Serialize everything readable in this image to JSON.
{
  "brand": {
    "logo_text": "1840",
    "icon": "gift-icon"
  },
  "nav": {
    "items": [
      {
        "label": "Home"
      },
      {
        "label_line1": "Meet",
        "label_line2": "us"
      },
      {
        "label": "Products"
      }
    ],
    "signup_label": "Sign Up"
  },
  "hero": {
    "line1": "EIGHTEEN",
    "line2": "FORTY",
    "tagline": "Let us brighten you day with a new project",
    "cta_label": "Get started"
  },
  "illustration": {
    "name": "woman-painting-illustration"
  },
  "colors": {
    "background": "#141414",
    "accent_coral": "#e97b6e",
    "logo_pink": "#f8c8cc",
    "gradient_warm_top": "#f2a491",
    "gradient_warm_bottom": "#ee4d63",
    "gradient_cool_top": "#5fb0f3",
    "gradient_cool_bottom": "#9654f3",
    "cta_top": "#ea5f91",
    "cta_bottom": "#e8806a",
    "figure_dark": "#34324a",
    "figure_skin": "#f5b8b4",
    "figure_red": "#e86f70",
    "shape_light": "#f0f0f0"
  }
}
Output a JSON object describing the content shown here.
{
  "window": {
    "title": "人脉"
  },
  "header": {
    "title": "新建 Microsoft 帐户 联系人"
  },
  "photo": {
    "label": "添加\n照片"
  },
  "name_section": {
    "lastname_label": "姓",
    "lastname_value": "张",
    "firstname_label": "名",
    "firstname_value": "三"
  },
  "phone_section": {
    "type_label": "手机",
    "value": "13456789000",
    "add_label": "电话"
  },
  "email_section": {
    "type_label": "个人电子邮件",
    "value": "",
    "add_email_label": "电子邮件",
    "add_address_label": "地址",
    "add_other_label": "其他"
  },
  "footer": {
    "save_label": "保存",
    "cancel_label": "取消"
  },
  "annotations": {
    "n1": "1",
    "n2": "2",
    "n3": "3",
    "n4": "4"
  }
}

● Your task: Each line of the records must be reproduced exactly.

● Answer for this exercise:
Serialize everything readable in this image to JSON.
{
  "brand": {
    "logo_text": "1840",
    "icon": "gift-icon"
  },
  "nav": {
    "items": [
      {
        "label": "Home"
      },
      {
        "label_line1": "Meet",
        "label_line2": "us"
      },
      {
        "label": "Products"
      }
    ],
    "signup_label": "Sign Up"
  },
  "hero": {
    "line1": "EIGHTEEN",
    "line2": "FORTY",
    "tagline": "Let us brighten you day with a new project",
    "cta_label": "Get started"
  },
  "illustration": {
    "name": "woman-painting-illustration"
  },
  "colors": {
    "background": "#141414",
    "accent_coral": "#e97b6e",
    "logo_pink": "#f8c8cc",
    "gradient_warm_top": "#f2a491",
    "gradient_warm_bottom": "#ee4d63",
    "gradient_cool_top": "#5fb0f3",
    "gradient_cool_bottom": "#9654f3",
    "cta_top": "#ea5f91",
    "cta_bottom": "#e8806a",
    "figure_dark": "#34324a",
    "figure_skin": "#f5b8b4",
    "figure_red": "#e86f70",
    "shape_light": "#f0f0f0"
  }
}
Output a JSON object describing the content shown here.
{
  "window": {
    "title": "人脉"
  },
  "header": {
    "title": "新建 Microsoft 帐户 联系人"
  },
  "photo": {
    "label": "添加\n照片"
  },
  "name_section": {
    "lastname_label": "姓",
    "lastname_value": "张",
    "firstname_label": "名",
    "firstname_value": "三"
  },
  "phone_section": {
    "type_label": "手机",
    "value": "13456789000",
    "add_label": "电话"
  },
  "email_section": {
    "type_label": "个人电子邮件",
    "value": "",
    "add_email_label": "电子邮件",
    "add_address_label": "地址",
    "add_other_label": "其他"
  },
  "footer": {
    "save_label": "保存",
    "cancel_label": "取消"
  },
  "annotations": {
    "n1": "1",
    "n2": "2",
    "n3": "3",
    "n4": "4"
  }
}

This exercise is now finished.